While slick countrypolitan sounds from the major labels began encroaching on the C&W charts in the 1960s, more traditional sounding recordings from the previous decade were often haphazardly repackaged by those same labels on budget imprint compilation albums. RCA Victor had Camden, Columbia started the Harmony label, Capitol had Starline, and Decca recycled the Vocalion name, which it ended up owning after buying the Brunswick label from CBS during World War II. While these LPs typically have no logical reasoning behind what tracks are included, they often tend to be a good way to check out otherwise hard to find singles tracks by the artists. This album is a Vocalion entry by country singer Kitty Wells, and it can't go much past the very early 1960s -- it's nearly all twangy ballads with stripped-down arrangements, though it sure sounds like the Jordanaires helping out on a couple. There's some intriguing songwriting credits, including early efforts by Don Everly ("Thou Shalt Not Steal," a chart hit recorded recorded in 1954!), Roger Miller ("A Heartache for a Keepsake") and Bill Phillips ("Wicked World") among them. I picked up a Vocalion album by Carl Belew at the same time, and that one will be sticking around. (Vocalion, 1966)
Ray Charles: Do the Twist With ...

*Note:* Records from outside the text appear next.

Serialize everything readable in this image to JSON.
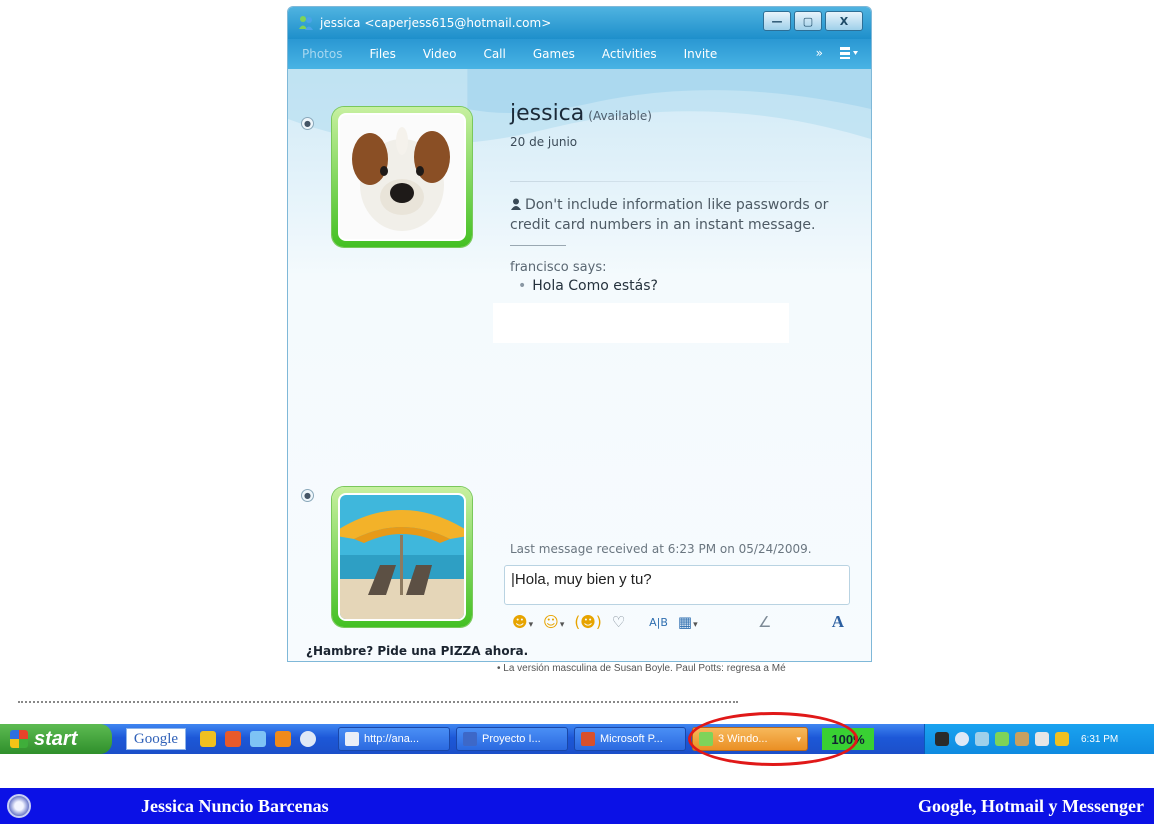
{
  "window": {
    "title": "jessica <caperjess615@hotmail.com>",
    "controls": {
      "minimize": "—",
      "maximize": "▢",
      "close": "X"
    }
  },
  "menu": {
    "items": [
      "Photos",
      "Files",
      "Video",
      "Call",
      "Games",
      "Activities",
      "Invite"
    ],
    "more": "»"
  },
  "contact": {
    "name": "jessica",
    "status": "(Available)",
    "personal_message": "20 de junio"
  },
  "conversation": {
    "warning": "Don't include information like passwords or credit card numbers in an instant message.",
    "sender_line": "francisco says:",
    "message": "Hola Como estás?",
    "last_received": "Last message received at 6:23 PM on 05/24/2009."
  },
  "compose": {
    "value": "Hola, muy bien y tu?"
  },
  "ad": {
    "text": "¿Hambre? Pide una PIZZA ahora."
  },
  "background_text": "• La versión masculina de Susan Boyle. Paul Potts: regresa a Mé",
  "taskbar": {
    "start_label": "start",
    "google_label": "Google",
    "tasks": [
      "http://ana...",
      "Proyecto I...",
      "Microsoft P...",
      "3 Windo..."
    ],
    "zoom": "100%",
    "clock": "6:31 PM"
  },
  "footer": {
    "author": "Jessica Nuncio Barcenas",
    "topic": "Google, Hotmail y Messenger"
  },
  "colors": {
    "taskbar": "#1d58d8",
    "start": "#3fa13a",
    "footer": "#0b11e6",
    "avatar_frame": "#43c023",
    "highlight": "#e01818"
  }
}
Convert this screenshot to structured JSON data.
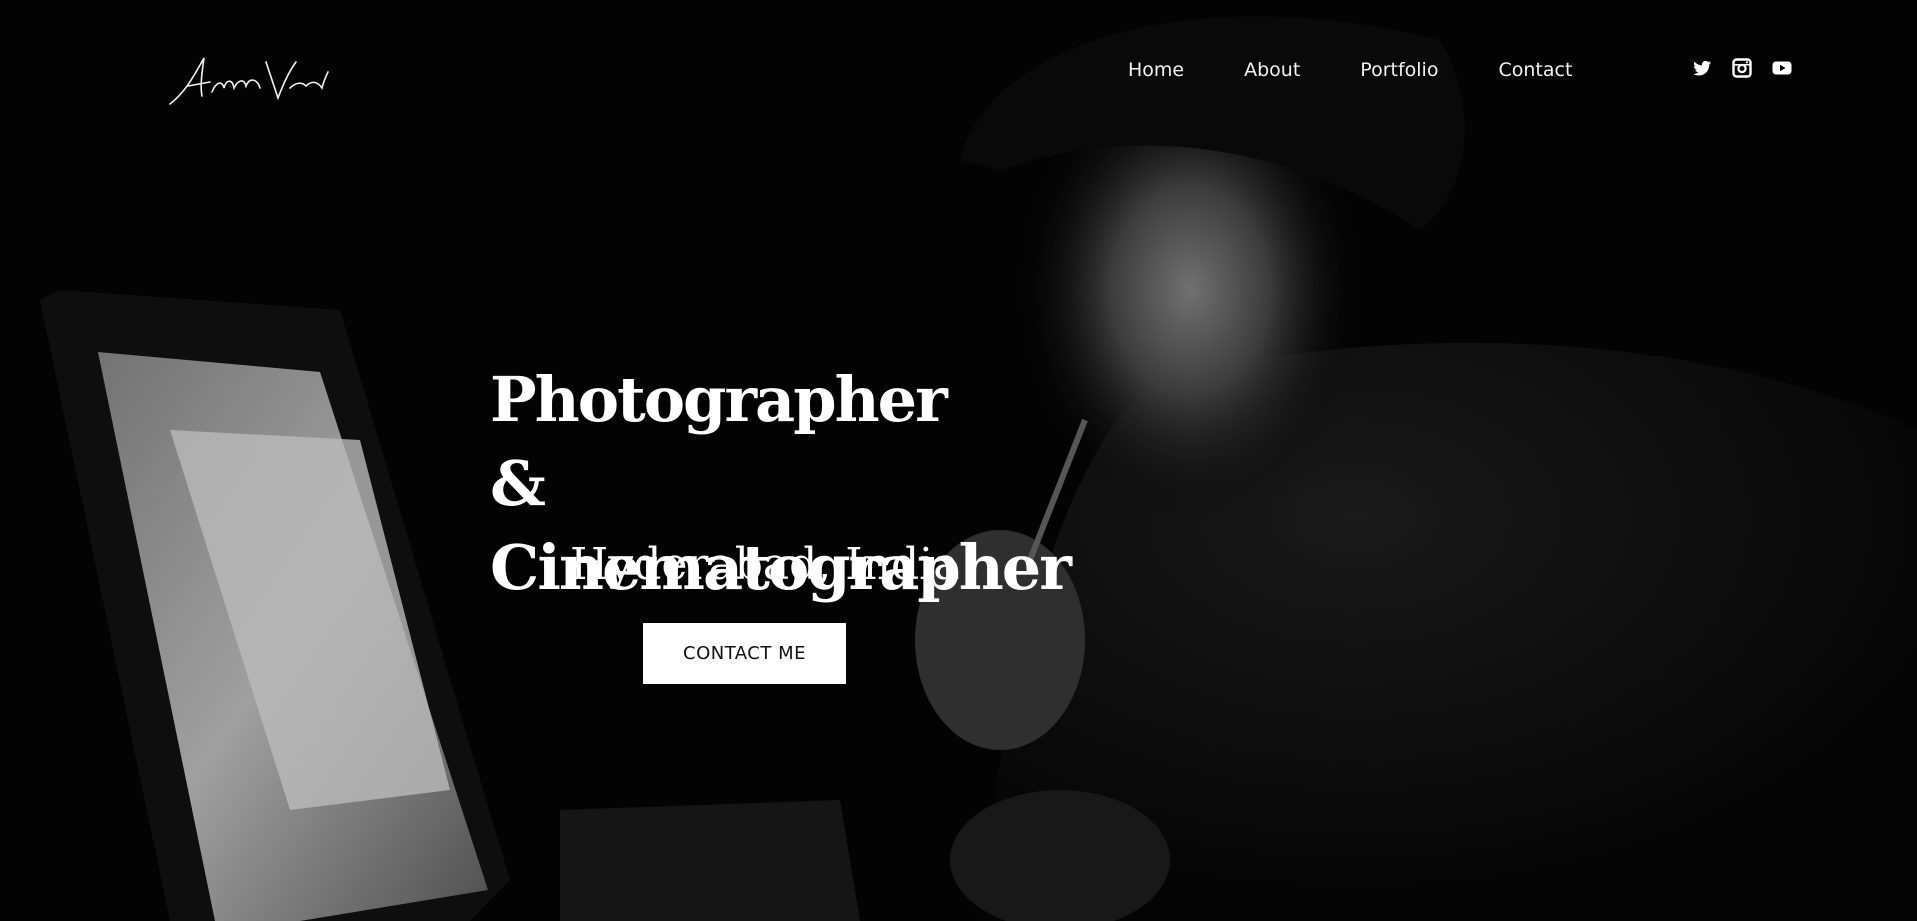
{
  "header": {
    "logo_text": "Adithya Vanasiddi"
  },
  "nav": {
    "items": [
      {
        "label": "Home"
      },
      {
        "label": "About"
      },
      {
        "label": "Portfolio"
      },
      {
        "label": "Contact"
      }
    ]
  },
  "social": {
    "icons": [
      "twitter-icon",
      "instagram-icon",
      "youtube-icon"
    ]
  },
  "hero": {
    "headline_line1": "Photographer &",
    "headline_line2": "Cinematographer",
    "location": "Hyderabad, India",
    "cta_label": "CONTACT ME"
  },
  "colors": {
    "background": "#000000",
    "text": "#ffffff",
    "button_bg": "#ffffff",
    "button_text": "#111111"
  }
}
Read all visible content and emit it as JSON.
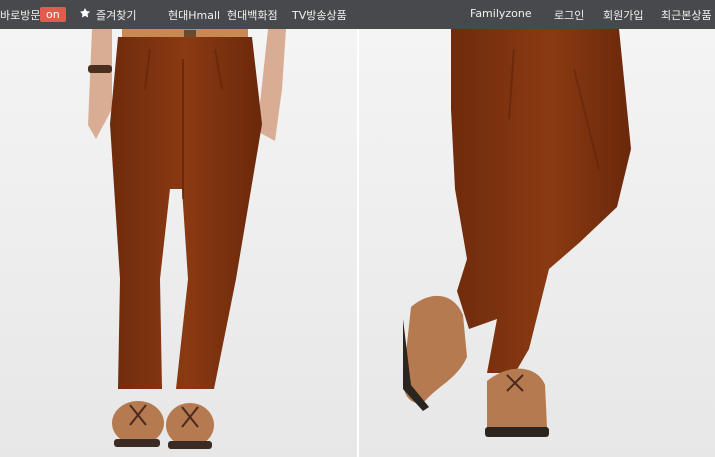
{
  "topbar": {
    "direct_visit_label": "바로방문",
    "direct_visit_badge": "on",
    "favorites_label": "즐겨찾기",
    "links": [
      "현대Hmall",
      "현대백화점",
      "TV방송상품"
    ],
    "right_links": [
      "Familyzone",
      "로그인",
      "회원가입",
      "최근본상품"
    ]
  },
  "colors": {
    "topbar_bg": "#47494d",
    "badge": "#e35b4f",
    "pants": "#8a3a12",
    "shoes": "#b57a4f"
  }
}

Ray Charles became an R&B star shortly after signing with New York independent label Atlantic in 1952, and by the decade's end was crossing over to the pop charts in a major way as well. After Brother Ray decamped to ABC-Paramount for a groundbreaking deal giving him artistic control and eventual ownership of his master tapes, Atlantic took revenge by cleaning out their vaults of any unused recordings and releasing numerous compilation albums. This is one of their cheesier concepts, from a series of "Twist with..." albums Atlantic issued on departed former stars. I picked it up thinking maybe there would be some singles-only sides, but from what I can tell everything here was previously on other Atlantic LPs. Since some tracks were drawn from actual live albums, on other songs crowd noise is randomly dubbed over the intro/outros, I guess in an attempt to make it appear to be a new live album. (Atlantic, 1961)